Shadow Imaging of Transiting Objects
The light curves of transiting exoplanets are rich in information. If we assume a physical model for an exoplanet---usually, a spherical body in a Keplerian orbit about a host star---we may then infer the parameters of this model, including physical properties of the planet, its orbit, and the host star, from the light curve. However, anomalous transit-like events, such as those observed in star KIC 8462852 (Boyajian et al. 2016), resist this type of analysis, because their physical cause, and consequently the appropriate model, is not apparent. Here, we present a novel approach to modeling the shape of a transiting object from its light curve alone, in which we assume no physical model for the object. We instead model the object as a grid of pixels which transits the star; each pixel has an opacity, ranging from transparent to opaque, which we infer directly from the light curve.
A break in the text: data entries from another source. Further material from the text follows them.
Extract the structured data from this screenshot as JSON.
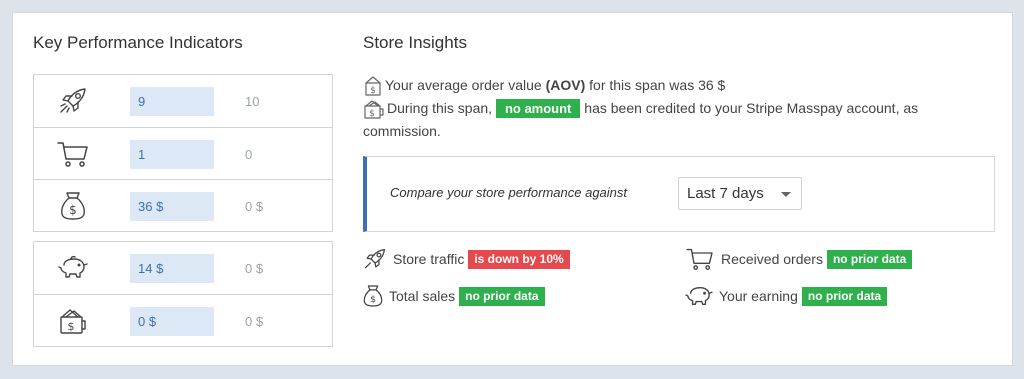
{
  "kpi": {
    "title": "Key Performance Indicators",
    "rows": [
      {
        "icon": "rocket-icon",
        "value": "9",
        "previous": "10"
      },
      {
        "icon": "cart-icon",
        "value": "1",
        "previous": "0"
      },
      {
        "icon": "money-bag-icon",
        "value": "36 $",
        "previous": "0 $"
      },
      {
        "icon": "piggy-bank-icon",
        "value": "14 $",
        "previous": "0 $"
      },
      {
        "icon": "wallet-icon",
        "value": "0 $",
        "previous": "0 $"
      }
    ]
  },
  "insights": {
    "title": "Store Insights",
    "aov_prefix": "Your average order value",
    "aov_bold": "(AOV)",
    "aov_suffix": "for this span was 36 $",
    "credit_prefix": "During this span,",
    "credit_badge": "no amount",
    "credit_suffix": "has been credited to your Stripe Masspay account, as",
    "credit_suffix2": "commission.",
    "compare_label": "Compare your store performance against",
    "compare_selected": "Last 7 days",
    "stats": {
      "traffic_label": "Store traffic",
      "traffic_badge": "is down by 10%",
      "orders_label": "Received orders",
      "orders_badge": "no prior data",
      "sales_label": "Total sales",
      "sales_badge": "no prior data",
      "earning_label": "Your earning",
      "earning_badge": "no prior data"
    }
  },
  "colors": {
    "accent": "#3d70b2",
    "green": "#2eb04c",
    "red": "#e5484d",
    "value_bg": "#dce8f5"
  }
}
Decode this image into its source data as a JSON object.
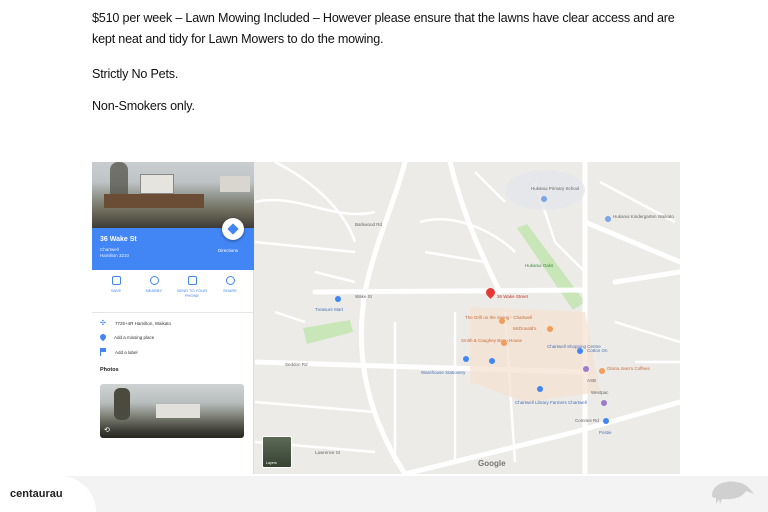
{
  "description": {
    "line1": "$510  per week – Lawn Mowing Included – However please ensure that the lawns have clear access and are kept neat and tidy for Lawn Mowers to do the mowing.",
    "line2": "Strictly No Pets.",
    "line3": "Non-Smokers only."
  },
  "place_panel": {
    "address_title": "36 Wake St",
    "suburb": "Chartwell",
    "city_code": "Hamilton 3210",
    "directions_label": "Directions",
    "actions": [
      {
        "label": "SAVE",
        "icon": "bookmark-icon"
      },
      {
        "label": "NEARBY",
        "icon": "nearby-icon"
      },
      {
        "label": "SEND TO YOUR PHONE",
        "icon": "phone-icon"
      },
      {
        "label": "SHARE",
        "icon": "share-icon"
      }
    ],
    "info_rows": [
      {
        "text": "7725+4R Hamilton, Waikato",
        "icon": "plus-code-icon"
      },
      {
        "text": "Add a missing place",
        "icon": "location-icon"
      },
      {
        "text": "Add a label",
        "icon": "flag-icon"
      }
    ],
    "photos_heading": "Photos"
  },
  "map": {
    "pin_label": "36 Wake Street",
    "labels": {
      "hukanui_primary": "Hukanui Primary School",
      "hukanui_kinder": "Hukanui Kindergarten Waikato",
      "hukanui_oaks": "Hukanui Oaks",
      "treasure_mart": "Treasure Mart",
      "grill": "The Grill on the Swing - Chartwell",
      "mcdonalds": "McDonald's",
      "smith_caughey": "Smith & Caughey Bean House",
      "chartwell_centre": "Chartwell Shopping Centre",
      "cotton_on": "Cotton On",
      "gloria_jeans": "Gloria Jean's Coffees",
      "asb": "ASB",
      "warehouse_stationery": "Warehouse Stationery",
      "library": "Chartwell Library Farmers Chartwell",
      "westpac": "Westpac",
      "postie": "Postie",
      "wake_st": "Wake St",
      "barkwood_rd": "Barkwood Rd",
      "comries_rd": "Comries Rd",
      "seddon_rd": "Seddon Rd",
      "lawrence_st": "Lawrence St"
    },
    "google_logo": "Google",
    "layers_label": "Layers"
  },
  "footer": {
    "brand": "centaurau"
  },
  "colors": {
    "accent": "#4285f4",
    "pin": "#e53935",
    "road": "#ffffff",
    "park": "#c8e6b8"
  }
}
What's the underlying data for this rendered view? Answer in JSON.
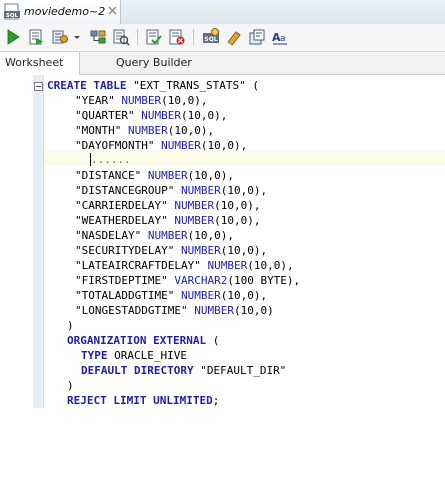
{
  "tab": {
    "title": "moviedemo~2"
  },
  "toolbar": {
    "icons": [
      "run-statement-icon",
      "run-script-icon",
      "autotrace-icon",
      "explain-plan-icon",
      "sql-tuning-icon",
      "commit-icon",
      "rollback-icon",
      "sql-history-icon",
      "clear-icon",
      "format-icon",
      "case-toggle-icon"
    ]
  },
  "subtabs": {
    "worksheet": "Worksheet",
    "query_builder": "Query Builder"
  },
  "code": {
    "l1_kw": "CREATE TABLE",
    "l1_str": " \"EXT_TRANS_STATS\" (",
    "cols": [
      {
        "name": "\"YEAR\"",
        "type": "NUMBER",
        "args": "(10,0),"
      },
      {
        "name": "\"QUARTER\"",
        "type": "NUMBER",
        "args": "(10,0),"
      },
      {
        "name": "\"MONTH\"",
        "type": "NUMBER",
        "args": "(10,0),"
      },
      {
        "name": "\"DAYOFMONTH\"",
        "type": "NUMBER",
        "args": "(10,0),"
      },
      {
        "name": "\"DISTANCE\"",
        "type": "NUMBER",
        "args": "(10,0),"
      },
      {
        "name": "\"DISTANCEGROUP\"",
        "type": "NUMBER",
        "args": "(10,0),"
      },
      {
        "name": "\"CARRIERDELAY\"",
        "type": "NUMBER",
        "args": "(10,0),"
      },
      {
        "name": "\"WEATHERDELAY\"",
        "type": "NUMBER",
        "args": "(10,0),"
      },
      {
        "name": "\"NASDELAY\"",
        "type": "NUMBER",
        "args": "(10,0),"
      },
      {
        "name": "\"SECURITYDELAY\"",
        "type": "NUMBER",
        "args": "(10,0),"
      },
      {
        "name": "\"LATEAIRCRAFTDELAY\"",
        "type": "NUMBER",
        "args": "(10,0),"
      },
      {
        "name": "\"FIRSTDEPTIME\"",
        "type": "VARCHAR2",
        "args": "(100 BYTE),"
      },
      {
        "name": "\"TOTALADDGTIME\"",
        "type": "NUMBER",
        "args": "(10,0),"
      },
      {
        "name": "\"LONGESTADDGTIME\"",
        "type": "NUMBER",
        "args": "(10,0)"
      }
    ],
    "dots": "......",
    "close1": ")",
    "org_kw": "ORGANIZATION EXTERNAL",
    "org_rest": " (",
    "type_kw": "TYPE",
    "type_val": " ORACLE_HIVE",
    "dir_kw": "DEFAULT DIRECTORY",
    "dir_val": " \"DEFAULT_DIR\"",
    "close2": ")",
    "reject_kw": "REJECT LIMIT UNLIMITED",
    "reject_end": ";"
  }
}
Our analysis reveals three interesting degeneracies inherent to the transit problem, in which markedly different transiting shapes can produce identical light curves. By understanding and accounting for these degeneracies, we are able to recover informative shadow images of transiting objects.